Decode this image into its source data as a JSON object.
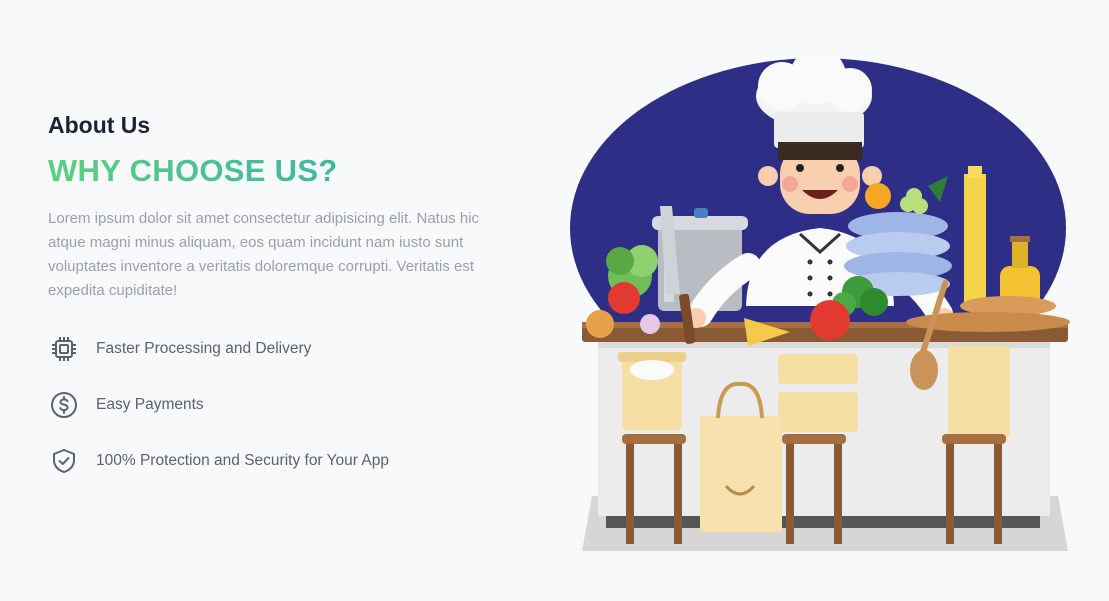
{
  "about": {
    "eyebrow": "About Us",
    "headline": "WHY CHOOSE US?",
    "lede": "Lorem ipsum dolor sit amet consectetur adipisicing elit. Natus hic atque magni minus aliquam, eos quam incidunt nam iusto sunt voluptates inventore a veritatis doloremque corrupti. Veritatis est expedita cupiditate!",
    "features": [
      {
        "icon": "cpu-chip-icon",
        "label": "Faster Processing and Delivery"
      },
      {
        "icon": "dollar-circle-icon",
        "label": "Easy Payments"
      },
      {
        "icon": "shield-check-icon",
        "label": "100% Protection and Security for Your App"
      }
    ]
  },
  "colors": {
    "heading": "#1c2333",
    "gradient_start": "#5ad07f",
    "gradient_end": "#2ea8b8",
    "body_text": "#9aa0ab",
    "feature_text": "#5b6270",
    "icon": "#5b6270",
    "illustration_backdrop": "#2e2e87"
  },
  "illustration": {
    "icon": "chef-kitchen-illustration"
  }
}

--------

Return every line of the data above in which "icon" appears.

• _ANSWER FOR THE TASK_:
        "icon": "cpu-chip-icon",
        "icon": "dollar-circle-icon",
        "icon": "shield-check-icon",
    "icon": "#5b6270",
    "icon": "chef-kitchen-illustration"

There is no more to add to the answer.